Items from an interface collection ▸
■ ■ ■ ■
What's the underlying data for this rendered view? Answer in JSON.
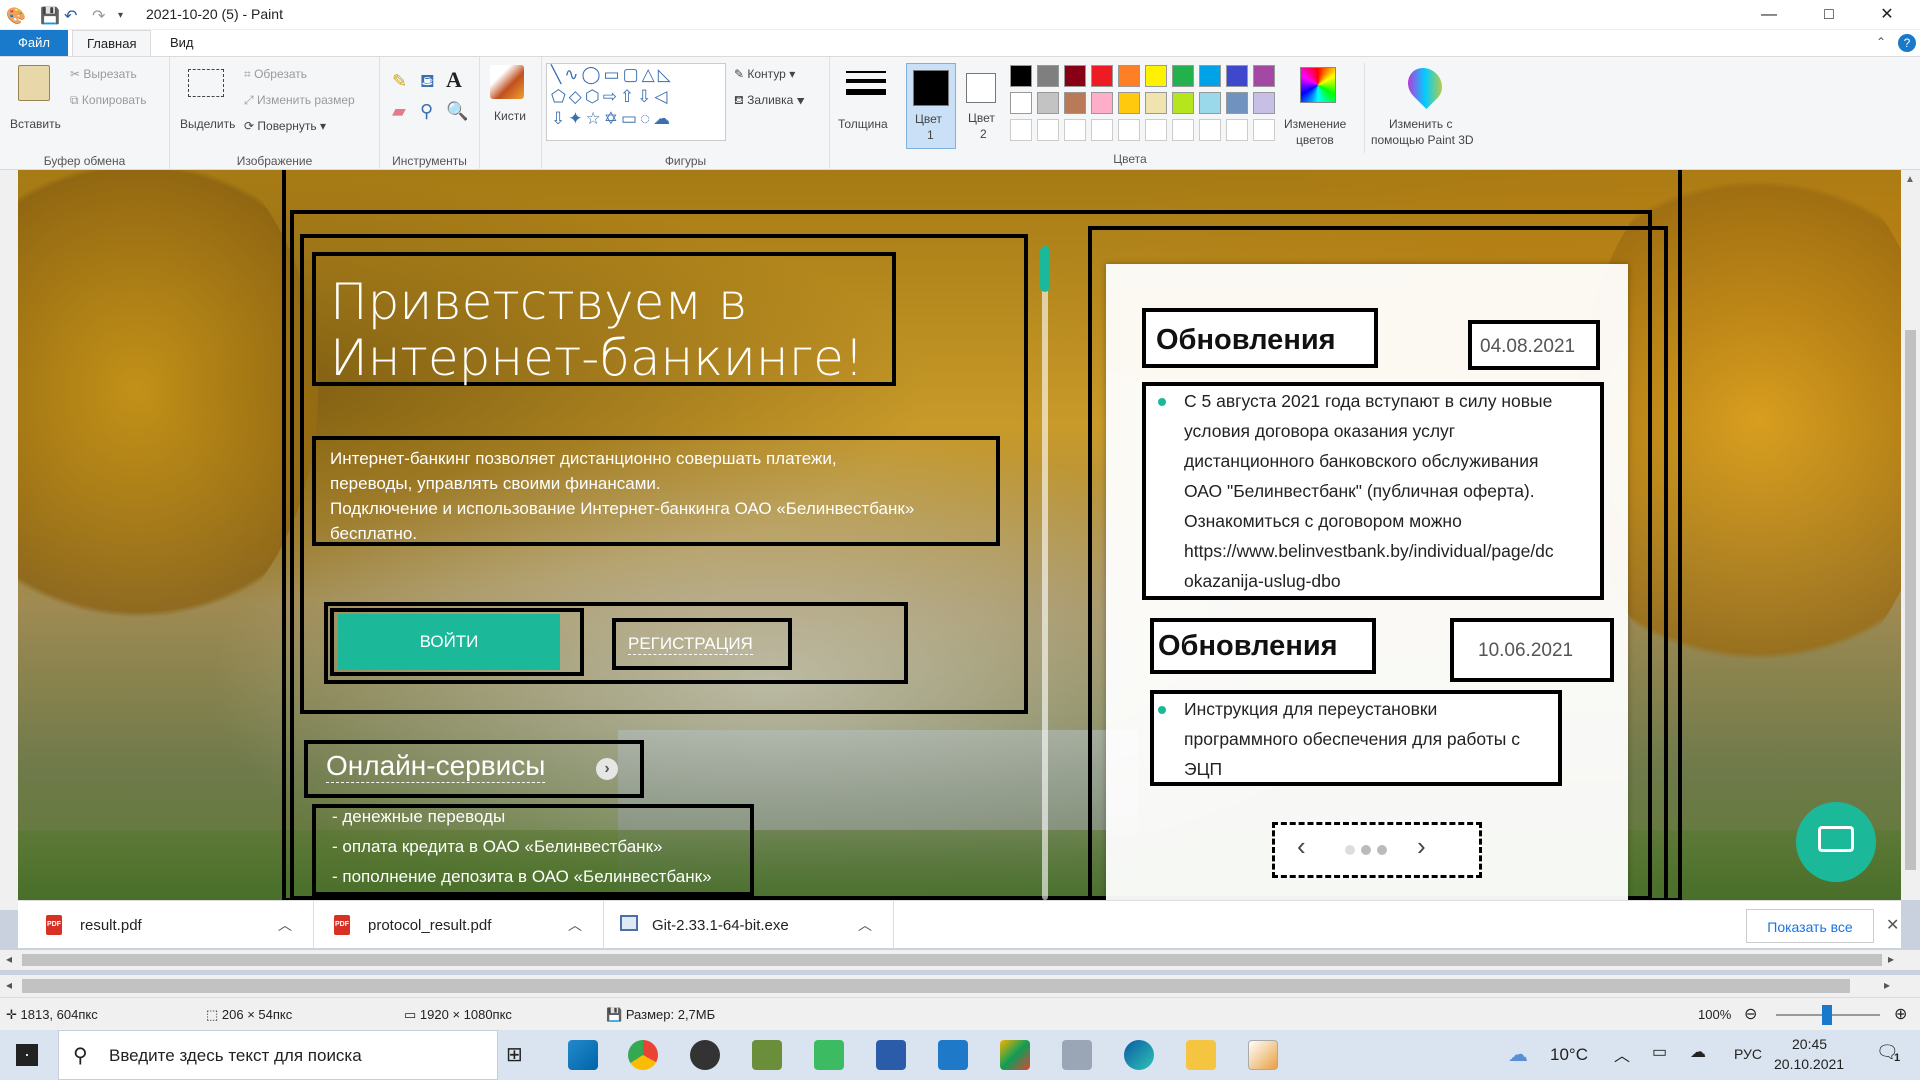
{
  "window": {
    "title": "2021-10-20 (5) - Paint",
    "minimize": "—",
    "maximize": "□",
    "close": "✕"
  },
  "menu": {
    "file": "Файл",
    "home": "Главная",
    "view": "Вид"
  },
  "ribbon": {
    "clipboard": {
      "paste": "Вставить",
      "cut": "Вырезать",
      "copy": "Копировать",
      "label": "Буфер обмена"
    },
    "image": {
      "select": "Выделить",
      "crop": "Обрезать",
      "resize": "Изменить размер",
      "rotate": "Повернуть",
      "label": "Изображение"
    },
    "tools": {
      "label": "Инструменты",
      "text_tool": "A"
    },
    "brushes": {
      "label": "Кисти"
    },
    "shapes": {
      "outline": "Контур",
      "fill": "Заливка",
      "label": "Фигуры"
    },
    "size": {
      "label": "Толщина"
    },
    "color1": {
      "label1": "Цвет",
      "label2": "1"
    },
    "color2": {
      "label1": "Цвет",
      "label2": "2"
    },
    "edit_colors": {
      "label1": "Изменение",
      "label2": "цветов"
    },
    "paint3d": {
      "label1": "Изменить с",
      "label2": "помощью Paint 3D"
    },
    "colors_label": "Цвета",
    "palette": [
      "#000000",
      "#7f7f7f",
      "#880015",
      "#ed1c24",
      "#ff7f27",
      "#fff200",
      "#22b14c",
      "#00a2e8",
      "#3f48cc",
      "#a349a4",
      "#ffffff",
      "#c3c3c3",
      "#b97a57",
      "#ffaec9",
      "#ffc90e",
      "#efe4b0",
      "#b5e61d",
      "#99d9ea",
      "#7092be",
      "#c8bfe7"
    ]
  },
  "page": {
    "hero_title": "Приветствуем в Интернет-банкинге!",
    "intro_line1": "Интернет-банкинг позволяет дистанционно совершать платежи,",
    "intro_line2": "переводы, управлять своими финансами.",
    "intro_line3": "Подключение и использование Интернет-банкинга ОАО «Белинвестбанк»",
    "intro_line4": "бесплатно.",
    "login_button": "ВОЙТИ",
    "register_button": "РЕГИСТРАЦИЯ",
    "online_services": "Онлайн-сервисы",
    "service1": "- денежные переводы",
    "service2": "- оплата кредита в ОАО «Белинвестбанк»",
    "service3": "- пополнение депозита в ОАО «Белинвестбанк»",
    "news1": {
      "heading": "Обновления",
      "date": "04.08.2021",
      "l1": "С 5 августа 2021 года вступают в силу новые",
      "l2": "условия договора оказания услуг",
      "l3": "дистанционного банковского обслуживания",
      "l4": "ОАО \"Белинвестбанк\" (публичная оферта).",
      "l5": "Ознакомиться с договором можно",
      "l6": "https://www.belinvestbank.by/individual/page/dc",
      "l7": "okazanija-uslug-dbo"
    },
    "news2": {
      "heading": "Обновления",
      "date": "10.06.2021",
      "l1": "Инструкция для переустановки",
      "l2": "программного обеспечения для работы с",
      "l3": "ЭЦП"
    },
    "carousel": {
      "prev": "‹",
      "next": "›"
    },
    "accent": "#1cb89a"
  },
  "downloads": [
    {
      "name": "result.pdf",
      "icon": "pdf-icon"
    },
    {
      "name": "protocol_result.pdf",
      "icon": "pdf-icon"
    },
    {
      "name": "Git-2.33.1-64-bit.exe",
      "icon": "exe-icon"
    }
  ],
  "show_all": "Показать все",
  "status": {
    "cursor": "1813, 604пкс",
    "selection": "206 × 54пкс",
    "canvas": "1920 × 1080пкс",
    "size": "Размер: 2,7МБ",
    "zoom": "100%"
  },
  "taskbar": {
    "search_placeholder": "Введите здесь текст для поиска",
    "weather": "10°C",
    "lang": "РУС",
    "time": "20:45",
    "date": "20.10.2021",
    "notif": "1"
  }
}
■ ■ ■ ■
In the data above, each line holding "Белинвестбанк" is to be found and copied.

Answer space ▸
    "intro_line3": "Подключение и использование Интернет-банкинга ОАО «Белинвестбанк»",
    "service2": "- оплата кредита в ОАО «Белинвестбанк»",
    "service3": "- пополнение депозита в ОАО «Белинвестбанк»",
      "l4": "ОАО \"Белинвестбанк\" (публичная оферта).",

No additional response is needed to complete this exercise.